* NY Times…
In Louisiana, about 70 percent of the people who have died are African-American, though only a third of the state’s population is black. In the county around Milwaukee, where 27 percent of residents are black, nearly twice as many African-American residents tested positive for the virus as white people. And in Chicago, where African-American residents make up a little less than a third of the population, more than half of those found to have the virus are black, and African-Americans make up 72 percent of those who have died of the virus.
Data on the race of those sickened by the virus has only been made public in a handful of places and is too limited to make sweeping conclusions. But racial disparities in cases and outcomes, researchers said, reflect what happens when a viral pandemic is layered on top of entrenched inequalities.
The data, researchers said, is partly explained by factors that could make black Americans more vulnerable in any outbreak: They are less likely to be insured, more likely to already have health conditions and more likely to be denied testing and treatment. There is also the highly infectious nature of the coronavirus in a society where black Americans disproportionately hold jobs that do not allow them to stay at home, the researchers said.
“If you walk outside and see who is actually still working,” said Elaine Nsoesie, of Boston University’s School of Public Health, “the data don’t seem surprising.”
If the type of jobs people have was a major factor, or the fact that they rely on public transit, you’d think the Latino rate would be much higher than it is. The state’s latest figures show 7.5 percent of all reported COVID-19 deaths are Latinos. But they’re 17.4 percent of the state’s population.
Among all Chicagoans who have died from the virus, 97% suffered from underlying health problems, city data show.
Indeed, some of the hardest hit communities on the South and West sides have struggled with unemployment and health care access for generations. As a result, residents have higher baseline rates of diabetes, heart disease, lung disease and high blood pressure — the chronic conditions that make the coronavirus even more deadly.
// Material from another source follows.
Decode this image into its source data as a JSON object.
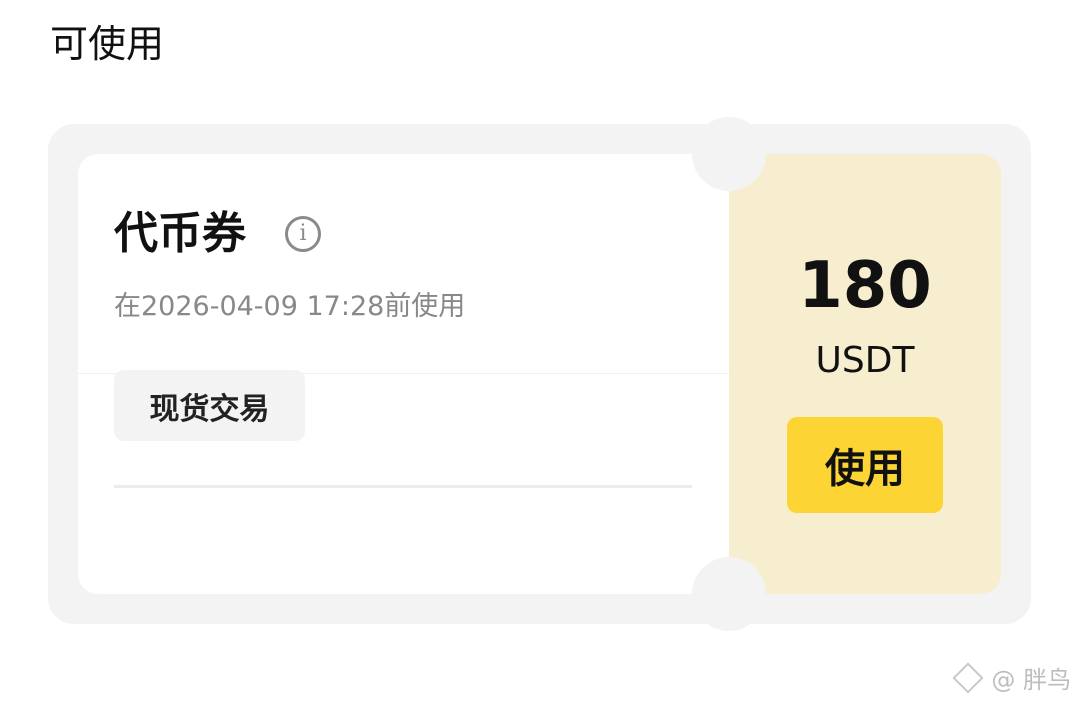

Even before the pandemic, these chronic conditions attributed to a life-expectancy gap in the city. On average, white Chicagoans live nine years longer than black residents, with half of the disparity due to chronic illnesses and smoking rates in black communities, public health officials said. […]
Six of the 10 ZIP codes with the most coronavirus-related deaths in Cook County are in Chicago, the data shows. Deaths were concentrated in majority-black, South Side neighborhoods including Auburn Gresham, South Chicago, South Shore and Chatham.
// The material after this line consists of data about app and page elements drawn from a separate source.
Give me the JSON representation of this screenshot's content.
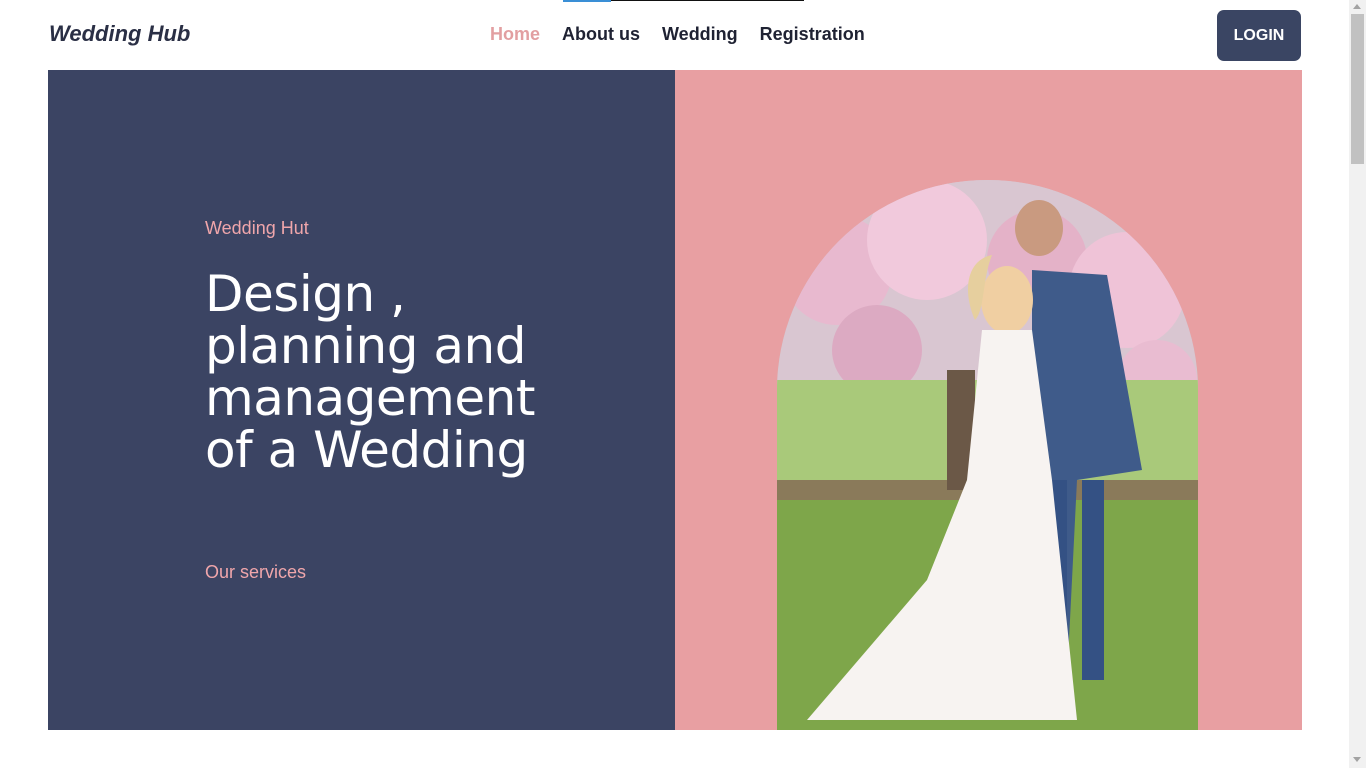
{
  "header": {
    "logo": "Wedding Hub",
    "nav": [
      {
        "label": "Home",
        "active": true
      },
      {
        "label": "About us",
        "active": false
      },
      {
        "label": "Wedding",
        "active": false
      },
      {
        "label": "Registration",
        "active": false
      }
    ],
    "login_label": "LOGIN"
  },
  "hero": {
    "eyebrow": "Wedding Hut",
    "headline": "Design , planning and management of a Wedding",
    "services_link": "Our services",
    "photo_icon": "bride-and-groom-photo"
  },
  "colors": {
    "navy": "#3b4463",
    "pink": "#e89fa2",
    "accent_text": "#f0a6ab",
    "nav_active": "#e29fa1"
  }
}
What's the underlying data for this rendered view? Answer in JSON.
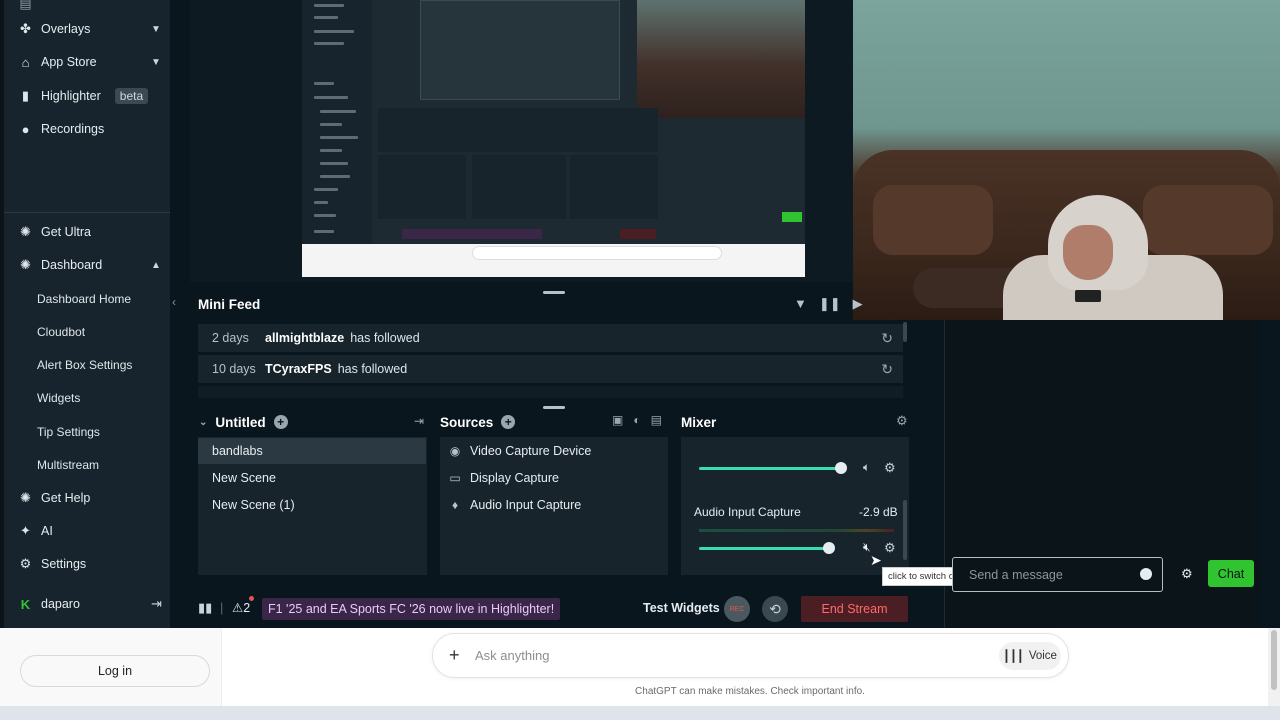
{
  "sidebar": {
    "top_items": [
      {
        "label": "Overlays",
        "icon": "overlays-icon"
      },
      {
        "label": "App Store",
        "icon": "store-icon"
      },
      {
        "label": "Highlighter",
        "icon": "highlighter-icon",
        "badge": "beta"
      },
      {
        "label": "Recordings",
        "icon": "recordings-icon"
      }
    ],
    "bottom_items": [
      {
        "label": "Get Ultra",
        "icon": "ultra-icon"
      },
      {
        "label": "Dashboard",
        "icon": "dashboard-icon"
      }
    ],
    "dashboard_sub": [
      "Dashboard Home",
      "Cloudbot",
      "Alert Box Settings",
      "Widgets",
      "Tip Settings",
      "Multistream"
    ],
    "footer_items": [
      {
        "label": "Get Help",
        "icon": "help-icon"
      },
      {
        "label": "AI",
        "icon": "ai-icon"
      },
      {
        "label": "Settings",
        "icon": "gear-icon"
      }
    ],
    "user": "daparo"
  },
  "minifeed": {
    "title": "Mini Feed",
    "rows": [
      {
        "time": "2 days",
        "user": "allmightblaze",
        "action": "has followed"
      },
      {
        "time": "10 days",
        "user": "TCyraxFPS",
        "action": "has followed"
      }
    ]
  },
  "scenes": {
    "title": "Untitled",
    "items": [
      "bandlabs",
      "New Scene",
      "New Scene (1)"
    ]
  },
  "sources": {
    "title": "Sources",
    "items": [
      {
        "label": "Video Capture Device",
        "icon": "webcam-icon"
      },
      {
        "label": "Display Capture",
        "icon": "monitor-icon"
      },
      {
        "label": "Audio Input Capture",
        "icon": "mic-icon"
      }
    ]
  },
  "mixer": {
    "title": "Mixer",
    "channel_name": "Audio Input Capture",
    "channel_db": "-2.9 dB",
    "tooltip": "click to switch on"
  },
  "statusbar": {
    "alerts_count": "2",
    "promo": "F1 '25 and EA Sports FC '26 now live in Highlighter!",
    "test_widgets": "Test Widgets",
    "rec_label": "REC",
    "end_stream": "End Stream"
  },
  "chat": {
    "placeholder": "Send a message",
    "button": "Chat"
  },
  "chatgpt": {
    "login": "Log in",
    "ask_placeholder": "Ask anything",
    "voice": "Voice",
    "disclaimer": "ChatGPT can make mistakes. Check important info."
  },
  "colors": {
    "accent_green": "#31c431",
    "end_stream_red": "#ff6b6b",
    "mixer_slider": "#3ddbb0"
  }
}
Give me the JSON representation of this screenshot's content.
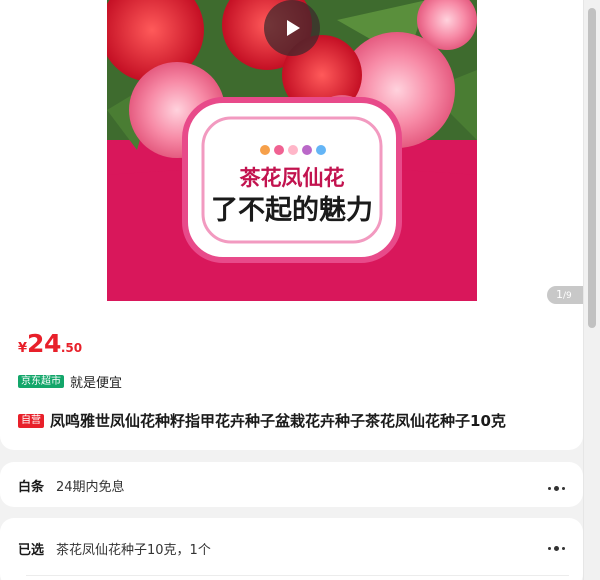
{
  "product": {
    "hero_title_line1": "茶花凤仙花",
    "hero_title_line2": "了不起的魅力",
    "pager_current": "1",
    "pager_total": "/9",
    "price_currency": "¥",
    "price_integer": "24",
    "price_decimal": ".50",
    "jd_tag": "京东超市",
    "slogan": "就是便宜",
    "self_tag": "自营",
    "title": "凤鸣雅世凤仙花种籽指甲花卉种子盆栽花卉种子茶花凤仙花种子10克"
  },
  "baitiao": {
    "label": "白条",
    "value": "24期内免息"
  },
  "selected": {
    "label": "已选",
    "value": "茶花凤仙花种子10克，1个"
  },
  "colors": {
    "price_red": "#e8202a",
    "jd_green": "#13a66a",
    "hero_magenta": "#d9175b"
  },
  "icons": [
    "play-icon",
    "more-icon"
  ]
}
“This is not just about racial and ethnic disparity and the outcomes,” Lightfoot said. “The distribution of this disease tells the story about resources and inequality. A story about unequal health care access, job access and community investment. Dynamics we know all too well here in the city of Chicago and something all of us have been talking about and fighting against for years.”
Yes, these dynamics are quite well-known, which is why government at all levels and not just in Chicago and Cook County should’ve been far more proactive.
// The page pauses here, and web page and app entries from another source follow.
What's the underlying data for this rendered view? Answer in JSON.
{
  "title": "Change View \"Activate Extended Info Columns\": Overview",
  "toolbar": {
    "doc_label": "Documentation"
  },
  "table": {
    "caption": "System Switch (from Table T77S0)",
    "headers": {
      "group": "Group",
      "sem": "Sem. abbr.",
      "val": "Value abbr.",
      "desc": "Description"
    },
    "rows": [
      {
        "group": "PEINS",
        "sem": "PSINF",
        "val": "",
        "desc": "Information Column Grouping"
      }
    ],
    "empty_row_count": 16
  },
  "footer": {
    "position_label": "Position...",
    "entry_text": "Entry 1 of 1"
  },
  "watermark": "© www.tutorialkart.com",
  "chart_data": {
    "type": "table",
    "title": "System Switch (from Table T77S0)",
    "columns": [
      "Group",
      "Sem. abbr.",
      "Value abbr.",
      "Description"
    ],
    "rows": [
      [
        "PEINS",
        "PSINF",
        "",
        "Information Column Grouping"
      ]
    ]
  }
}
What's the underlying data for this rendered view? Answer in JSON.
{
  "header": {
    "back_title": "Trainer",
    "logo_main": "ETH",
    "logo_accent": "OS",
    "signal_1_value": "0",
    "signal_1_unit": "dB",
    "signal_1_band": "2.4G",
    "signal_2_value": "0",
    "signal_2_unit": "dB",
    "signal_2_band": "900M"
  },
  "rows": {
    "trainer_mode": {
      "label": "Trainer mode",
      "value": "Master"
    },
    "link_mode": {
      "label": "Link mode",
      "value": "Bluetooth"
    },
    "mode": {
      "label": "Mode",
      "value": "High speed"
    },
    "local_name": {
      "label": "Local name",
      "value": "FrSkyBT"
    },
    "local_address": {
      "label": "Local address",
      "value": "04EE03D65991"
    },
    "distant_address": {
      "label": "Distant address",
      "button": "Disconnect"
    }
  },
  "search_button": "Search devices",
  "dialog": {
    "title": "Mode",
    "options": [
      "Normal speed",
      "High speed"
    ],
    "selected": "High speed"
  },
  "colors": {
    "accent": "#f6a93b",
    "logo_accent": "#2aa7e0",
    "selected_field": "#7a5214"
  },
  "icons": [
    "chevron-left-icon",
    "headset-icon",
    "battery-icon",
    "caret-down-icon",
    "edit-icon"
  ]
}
* Sun-Times editorial…
What’s to be done?
Mayor Lightfoot on Monday presented a city plan essentially aimed at getting the message out more forcefully in communities of color and monitoring cases early. There will be more outreach workers. There will be more well-being checks.
If those sound like pretty basic steps, they are. But then, everything about slowing the spread and beating back the coronavirus is basic. There is no magic cure, though President Trump has been talking up an untested drug, hydroxchloroquine. There is no vaccine.
For now, there is only this: social distancing. And so we once again urge everyone — and perhaps most especially African Americans — to practice social distancing as much as humanly possible.
Easier said than done if you have to work outside the home, but still true.
*** UPDATE *** With a hat tip to a commenter…
Coronavirus patients in areas that had high levels of air pollution before the pandemic are more likely to die from the infection than patients in cleaner parts of the country, according to a new nationwide study that offers the first clear link between long-term exposure to pollution and Covid-19 death rates.
In an analysis of 3,080 counties in the United States, researchers at the Harvard University T.H. Chan School of Public Health found that higher levels of the tiny, dangerous particles in air known as PM 2.5 were associated with higher death rates from the disease. […]
The paper found that if Manhattan had lowered its average particulate matter level by just a single unit, or one microgram per cubic meter, over the past 20 years, the borough would most likely have seen 248 fewer Covid-19 deaths by this point in the outbreak. […]
The District of Columbia, for instance, is likely to have a higher death rate than the adjacent Montgomery County, Md. Cook County, Ill., which includes Chicago, should be worse than nearby Lake County, Ill. Fulton County, Ga., which includes Atlanta, is likely to suffer more deaths than the adjacent Douglas County.